But we hate change. We’re uneasy with laws, esp. the written ones. They can be unevenly enforced, not enforced at all by friends of the government, or reinterpreted. We’re in too much of a hurry to hash out things like definitions. They say that if one looks at how people survive, more people are in slavery today than when it was the law to be owned.
Which is another problem with the Rule of Law, which is the definition and recording of boundaries. How can murdering a child by sexual mutilation be prosecuted on one side of a line and not on the other side? Why isn’t there a universal human law, a commandment for everyone? An unforgivable atrocity? And yet a thing happens again and again, regardless of location or culture, because the structure and capacity of the human mind and emotions have recurrent dynamics that go back to mammals — tomcats and lions killing cubs and kittens. Can a Rule of Law even be understood by all humans? Is incarceration meant to be a punishment or a zoo for dangerous animals?
Reservations were not originally meant to be anything very clearly defined — mostly a political solution going back to the original idea of defining lines between kingdoms so they wouldn’t be always at war — just when the boundary was challenged. But how can there be rival kingdoms when Lewis and Clark traveled through the continent where the people had no idea that France had just sold them to the United States.
There were some idealists who believed that if we “bought” the land, then we owed the indigenous people the kind of support we would give citizens. Treaties were meant to define a mercantile relationship. Over time the pre-existing dwellers became more and more citizens, but their tribal citizenship began to compete with US Rule of Law in a lot of careless or ignorant ways — mostly on the Euro-defined side.

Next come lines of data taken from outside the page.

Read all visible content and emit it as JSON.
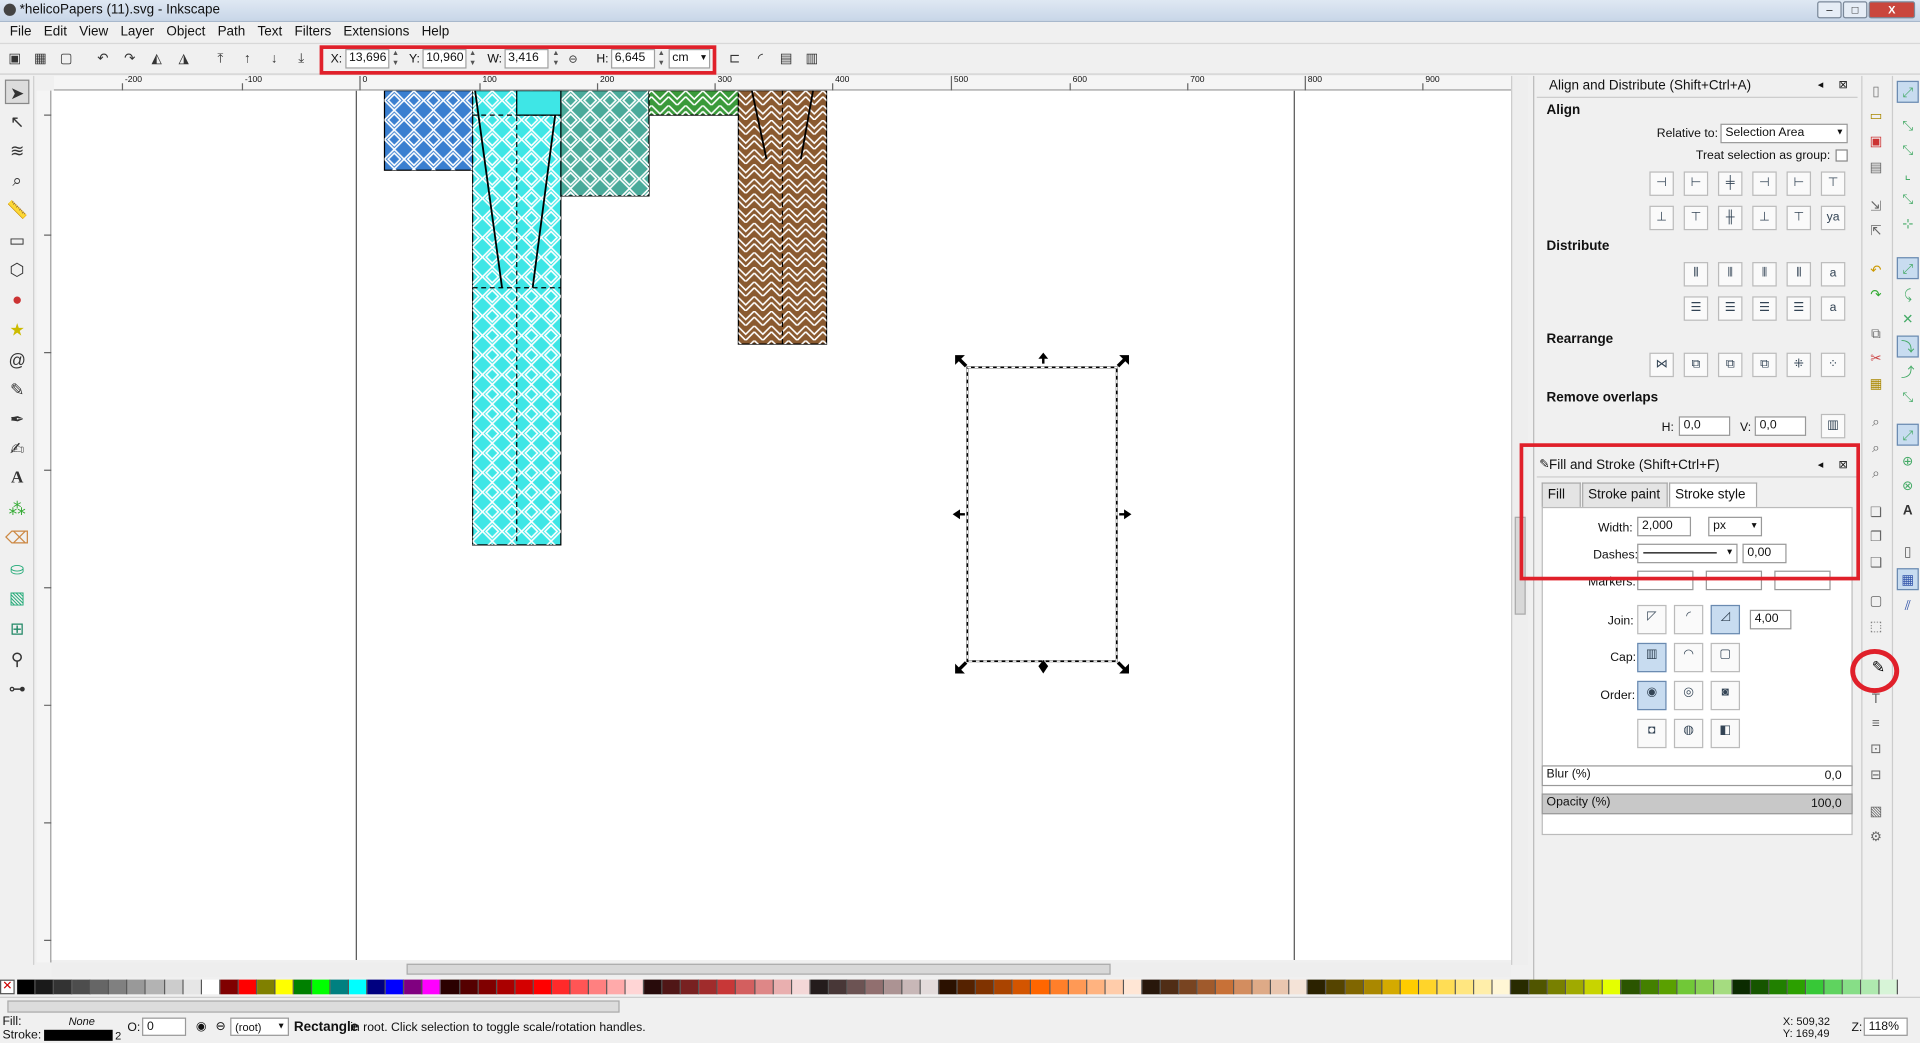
{
  "window": {
    "title": "*helicoPapers (11).svg - Inkscape",
    "min": "–",
    "max": "□",
    "close": "X"
  },
  "menu": [
    "File",
    "Edit",
    "View",
    "Layer",
    "Object",
    "Path",
    "Text",
    "Filters",
    "Extensions",
    "Help"
  ],
  "toolbar": {
    "x_label": "X:",
    "x": "13,696",
    "y_label": "Y:",
    "y": "10,960",
    "w_label": "W:",
    "w": "3,416",
    "h_label": "H:",
    "h": "6,645",
    "unit": "cm"
  },
  "ruler_labels": [
    "-200",
    "-100",
    "0",
    "100",
    "200",
    "300",
    "400",
    "500",
    "600",
    "700",
    "800",
    "900"
  ],
  "align_panel": {
    "title": "Align and Distribute (Shift+Ctrl+A)",
    "align_heading": "Align",
    "relative_label": "Relative to:",
    "relative_value": "Selection Area",
    "group_label": "Treat selection as group:",
    "distribute_heading": "Distribute",
    "rearrange_heading": "Rearrange",
    "overlaps_heading": "Remove overlaps",
    "h_label": "H:",
    "h_value": "0,0",
    "v_label": "V:",
    "v_value": "0,0"
  },
  "fill_stroke": {
    "title": "Fill and Stroke (Shift+Ctrl+F)",
    "tab_fill": "Fill",
    "tab_paint": "Stroke paint",
    "tab_style": "Stroke style",
    "width_label": "Width:",
    "width_value": "2,000",
    "width_unit": "px",
    "dashes_label": "Dashes:",
    "dashes_offset": "0,00",
    "markers_label": "Markers:",
    "join_label": "Join:",
    "miter_value": "4,00",
    "cap_label": "Cap:",
    "order_label": "Order:",
    "blur_label": "Blur (%)",
    "blur_value": "0,0",
    "opacity_label": "Opacity (%)",
    "opacity_value": "100,0"
  },
  "status": {
    "fill_label": "Fill:",
    "fill_value": "None",
    "stroke_label": "Stroke:",
    "stroke_width": "2",
    "o_label": "O:",
    "o_value": "0",
    "layer": "(root)",
    "message_bold": "Rectangle",
    "message": " in root. Click selection to toggle scale/rotation handles.",
    "x_coord": "X:  509,32",
    "y_coord": "Y:  169,49",
    "z_label": "Z:",
    "zoom": "118%"
  },
  "colors": {
    "accent_red": "#e0202a",
    "cyan": "#3ee6e6",
    "blue": "#3a7fd0",
    "teal": "#4aaa9a",
    "green": "#3a9a3a",
    "brown": "#8a5a30"
  },
  "palette": [
    "#000000",
    "#1a1a1a",
    "#333333",
    "#4d4d4d",
    "#666666",
    "#808080",
    "#999999",
    "#b3b3b3",
    "#cccccc",
    "#e6e6e6",
    "#ffffff",
    "#800000",
    "#ff0000",
    "#808000",
    "#ffff00",
    "#008000",
    "#00ff00",
    "#008080",
    "#00ffff",
    "#000080",
    "#0000ff",
    "#800080",
    "#ff00ff",
    "#2b0000",
    "#550000",
    "#800000",
    "#aa0000",
    "#d40000",
    "#ff0000",
    "#ff2a2a",
    "#ff5555",
    "#ff8080",
    "#ffaaaa",
    "#ffd5d5",
    "#280b0b",
    "#501616",
    "#782121",
    "#a02c2c",
    "#c83737",
    "#d35f5f",
    "#de8787",
    "#e9afaf",
    "#f4d7d7",
    "#241c1c",
    "#483737",
    "#6c5353",
    "#916f6f",
    "#ac9393",
    "#c8b7b7",
    "#e3dbdb",
    "#2b1100",
    "#552200",
    "#803300",
    "#aa4400",
    "#d45500",
    "#ff6600",
    "#ff7f2a",
    "#ff9955",
    "#ffb380",
    "#ffccaa",
    "#ffe6d5",
    "#28170b",
    "#502d16",
    "#784421",
    "#a05a2c",
    "#c87137",
    "#d38d5f",
    "#deaa87",
    "#e9c6af",
    "#f4e3d7",
    "#2b2200",
    "#554400",
    "#806600",
    "#aa8800",
    "#d4aa00",
    "#ffcc00",
    "#ffd42a",
    "#ffdd55",
    "#ffe680",
    "#ffeeaa",
    "#fff6d5",
    "#282b00",
    "#505500",
    "#788000",
    "#a0aa00",
    "#c8d400",
    "#e5ff00",
    "#2b5500",
    "#448000",
    "#5aa000",
    "#71c837",
    "#89d055",
    "#a5dc80",
    "#0b2b00",
    "#165500",
    "#218000",
    "#2ca000",
    "#37c837",
    "#5fd35f",
    "#87de87",
    "#afe9af",
    "#d7f4d7"
  ]
}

The truth is that we have very little idea what we’re doing. Merely writing down sales and product definition is not enough. So where’s the next thing?